On Turkey, the Obama team and Mr. Netanyahu’s lawyers worked tirelessly these last two months to resolve the crisis stemming from the killing by Israeli commandos of Turkish civilians in the May 2010 Turkish aid flotilla that recklessly tried to land in Gaza. Turkey was demanding an apology. According to an exhaustive article about the talks by the Israeli columnist Nahum Barnea of the Yediot Aharonot newspaper, the two sides agreed that Israel would apologize only for “operational mistakes” and the Turks would agree to not raise legal claims. Bibi then undercut his own lawyers and rejected the deal, out of national pride and fear that Mr. Lieberman would use it against him. So Turkey threw out the Israeli ambassador.
Apologize to Turkey, for what? I cannot understand how anybody still reads that liar Thomas Friedman.

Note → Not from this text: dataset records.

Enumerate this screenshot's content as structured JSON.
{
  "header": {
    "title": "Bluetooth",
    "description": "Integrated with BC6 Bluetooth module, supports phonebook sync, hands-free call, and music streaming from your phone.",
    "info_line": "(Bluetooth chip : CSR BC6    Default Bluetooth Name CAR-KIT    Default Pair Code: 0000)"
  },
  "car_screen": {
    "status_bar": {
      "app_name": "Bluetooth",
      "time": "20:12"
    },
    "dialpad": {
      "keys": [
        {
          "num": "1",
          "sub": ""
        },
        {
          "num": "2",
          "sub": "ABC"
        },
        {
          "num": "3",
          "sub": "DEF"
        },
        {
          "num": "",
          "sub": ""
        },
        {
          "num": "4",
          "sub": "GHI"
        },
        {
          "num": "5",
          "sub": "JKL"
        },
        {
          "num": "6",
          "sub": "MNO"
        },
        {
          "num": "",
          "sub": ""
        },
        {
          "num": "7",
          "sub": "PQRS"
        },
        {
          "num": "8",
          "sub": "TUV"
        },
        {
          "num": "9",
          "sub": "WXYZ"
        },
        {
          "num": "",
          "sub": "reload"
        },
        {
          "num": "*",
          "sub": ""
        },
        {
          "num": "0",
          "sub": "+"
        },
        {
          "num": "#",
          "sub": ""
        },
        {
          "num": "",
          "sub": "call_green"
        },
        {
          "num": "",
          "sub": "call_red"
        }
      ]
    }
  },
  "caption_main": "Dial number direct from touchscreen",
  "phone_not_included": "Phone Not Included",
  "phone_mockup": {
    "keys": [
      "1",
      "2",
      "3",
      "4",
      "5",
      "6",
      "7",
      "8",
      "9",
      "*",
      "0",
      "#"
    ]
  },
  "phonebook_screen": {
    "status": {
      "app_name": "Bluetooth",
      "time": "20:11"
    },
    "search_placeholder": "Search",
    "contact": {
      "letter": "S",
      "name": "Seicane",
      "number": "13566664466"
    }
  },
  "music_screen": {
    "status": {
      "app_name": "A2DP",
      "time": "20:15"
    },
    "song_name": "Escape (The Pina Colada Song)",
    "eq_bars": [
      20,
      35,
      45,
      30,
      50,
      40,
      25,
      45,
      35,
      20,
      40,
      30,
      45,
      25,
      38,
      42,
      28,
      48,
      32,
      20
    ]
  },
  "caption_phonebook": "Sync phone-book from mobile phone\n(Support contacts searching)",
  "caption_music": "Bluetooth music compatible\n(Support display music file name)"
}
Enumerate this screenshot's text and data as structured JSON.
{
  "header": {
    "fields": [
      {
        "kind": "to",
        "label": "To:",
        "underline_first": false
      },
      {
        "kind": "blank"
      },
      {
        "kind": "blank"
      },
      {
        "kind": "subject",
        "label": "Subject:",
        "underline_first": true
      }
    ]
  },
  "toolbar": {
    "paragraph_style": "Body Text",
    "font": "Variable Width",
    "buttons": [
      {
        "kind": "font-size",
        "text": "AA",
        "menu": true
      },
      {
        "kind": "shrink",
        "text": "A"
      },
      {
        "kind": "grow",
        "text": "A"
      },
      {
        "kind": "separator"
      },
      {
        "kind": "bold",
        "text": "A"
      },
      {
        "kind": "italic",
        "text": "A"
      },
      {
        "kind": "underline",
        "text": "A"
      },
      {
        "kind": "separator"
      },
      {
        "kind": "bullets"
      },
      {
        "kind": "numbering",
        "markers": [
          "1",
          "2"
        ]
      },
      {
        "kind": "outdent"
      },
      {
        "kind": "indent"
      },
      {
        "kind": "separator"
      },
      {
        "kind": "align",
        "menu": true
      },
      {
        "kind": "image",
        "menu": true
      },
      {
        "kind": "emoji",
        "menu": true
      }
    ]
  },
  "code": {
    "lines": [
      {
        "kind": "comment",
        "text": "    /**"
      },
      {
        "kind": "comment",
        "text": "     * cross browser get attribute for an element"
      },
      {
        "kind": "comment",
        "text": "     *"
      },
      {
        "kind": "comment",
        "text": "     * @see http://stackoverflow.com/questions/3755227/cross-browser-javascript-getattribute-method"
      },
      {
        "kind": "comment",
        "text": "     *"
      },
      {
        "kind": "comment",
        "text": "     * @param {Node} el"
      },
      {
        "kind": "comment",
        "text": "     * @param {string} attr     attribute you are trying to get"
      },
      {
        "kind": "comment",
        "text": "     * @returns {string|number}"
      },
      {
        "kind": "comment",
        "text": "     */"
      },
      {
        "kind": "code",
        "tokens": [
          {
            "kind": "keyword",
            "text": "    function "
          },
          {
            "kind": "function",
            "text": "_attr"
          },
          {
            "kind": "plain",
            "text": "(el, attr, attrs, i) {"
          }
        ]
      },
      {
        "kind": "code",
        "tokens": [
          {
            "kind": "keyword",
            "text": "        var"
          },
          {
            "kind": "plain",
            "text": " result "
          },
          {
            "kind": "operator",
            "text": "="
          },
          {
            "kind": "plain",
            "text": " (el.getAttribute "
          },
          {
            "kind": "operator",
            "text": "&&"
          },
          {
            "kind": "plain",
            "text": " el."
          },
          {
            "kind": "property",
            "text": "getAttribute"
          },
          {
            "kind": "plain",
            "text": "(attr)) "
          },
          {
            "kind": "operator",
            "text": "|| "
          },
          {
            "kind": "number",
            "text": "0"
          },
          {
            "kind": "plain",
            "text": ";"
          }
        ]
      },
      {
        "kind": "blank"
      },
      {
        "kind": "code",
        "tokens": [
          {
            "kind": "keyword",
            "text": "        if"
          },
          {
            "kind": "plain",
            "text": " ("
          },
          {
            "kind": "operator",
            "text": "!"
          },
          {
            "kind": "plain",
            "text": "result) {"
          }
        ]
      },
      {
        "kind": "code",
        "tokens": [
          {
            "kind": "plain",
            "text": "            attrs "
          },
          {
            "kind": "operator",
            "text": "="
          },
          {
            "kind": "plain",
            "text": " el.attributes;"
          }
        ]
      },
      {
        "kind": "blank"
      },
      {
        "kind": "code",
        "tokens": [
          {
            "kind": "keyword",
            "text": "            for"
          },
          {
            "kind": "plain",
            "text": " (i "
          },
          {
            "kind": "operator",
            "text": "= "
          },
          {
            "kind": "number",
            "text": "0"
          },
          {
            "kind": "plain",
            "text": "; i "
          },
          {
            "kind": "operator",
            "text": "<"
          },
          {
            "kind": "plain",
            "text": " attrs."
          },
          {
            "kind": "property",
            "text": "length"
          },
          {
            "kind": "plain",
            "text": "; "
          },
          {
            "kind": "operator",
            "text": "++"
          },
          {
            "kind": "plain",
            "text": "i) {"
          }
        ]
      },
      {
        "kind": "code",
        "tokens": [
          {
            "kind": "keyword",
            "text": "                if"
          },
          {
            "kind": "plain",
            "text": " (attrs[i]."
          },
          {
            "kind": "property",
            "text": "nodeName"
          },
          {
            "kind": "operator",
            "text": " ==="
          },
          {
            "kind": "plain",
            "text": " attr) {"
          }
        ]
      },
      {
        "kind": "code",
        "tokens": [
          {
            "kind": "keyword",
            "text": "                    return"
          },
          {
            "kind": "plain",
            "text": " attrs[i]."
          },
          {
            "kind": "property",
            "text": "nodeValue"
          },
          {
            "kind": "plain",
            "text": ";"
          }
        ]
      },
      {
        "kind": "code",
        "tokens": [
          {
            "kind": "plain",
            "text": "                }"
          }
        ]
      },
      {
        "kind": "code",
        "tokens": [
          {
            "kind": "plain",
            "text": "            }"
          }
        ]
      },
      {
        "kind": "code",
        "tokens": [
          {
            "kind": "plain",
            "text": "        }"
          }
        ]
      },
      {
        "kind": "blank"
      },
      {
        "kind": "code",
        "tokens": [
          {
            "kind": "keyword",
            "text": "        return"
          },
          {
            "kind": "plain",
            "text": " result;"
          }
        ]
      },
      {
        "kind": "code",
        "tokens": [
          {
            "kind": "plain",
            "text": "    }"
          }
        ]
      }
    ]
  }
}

As for Egypt, stability has left the building there and any new Egyptian government is going to be subjected to more populist pressures on Israel. Some of this is unavoidable, but why not have a strategy to minimize it by Israel putting a real peace map on the table?
I have great sympathy for Israel’s strategic dilemma and no illusions about its enemies. But Israel today is giving its friends — and President Obama’s one of them — nothing to defend it with. Israel can fight with everyone or it can choose not to surrender but to blunt these trends with a peace overture that fair-minded people would recognize as serious, and thereby reduce its isolation.
Unfortunately, Israel today does not have a leader or a cabinet for such subtle diplomacy. One can only hope that the Israeli people will recognize this before this government plunges Israel into deeper global isolation and drags America along with it
Thats because the Arabs refuse to let us live.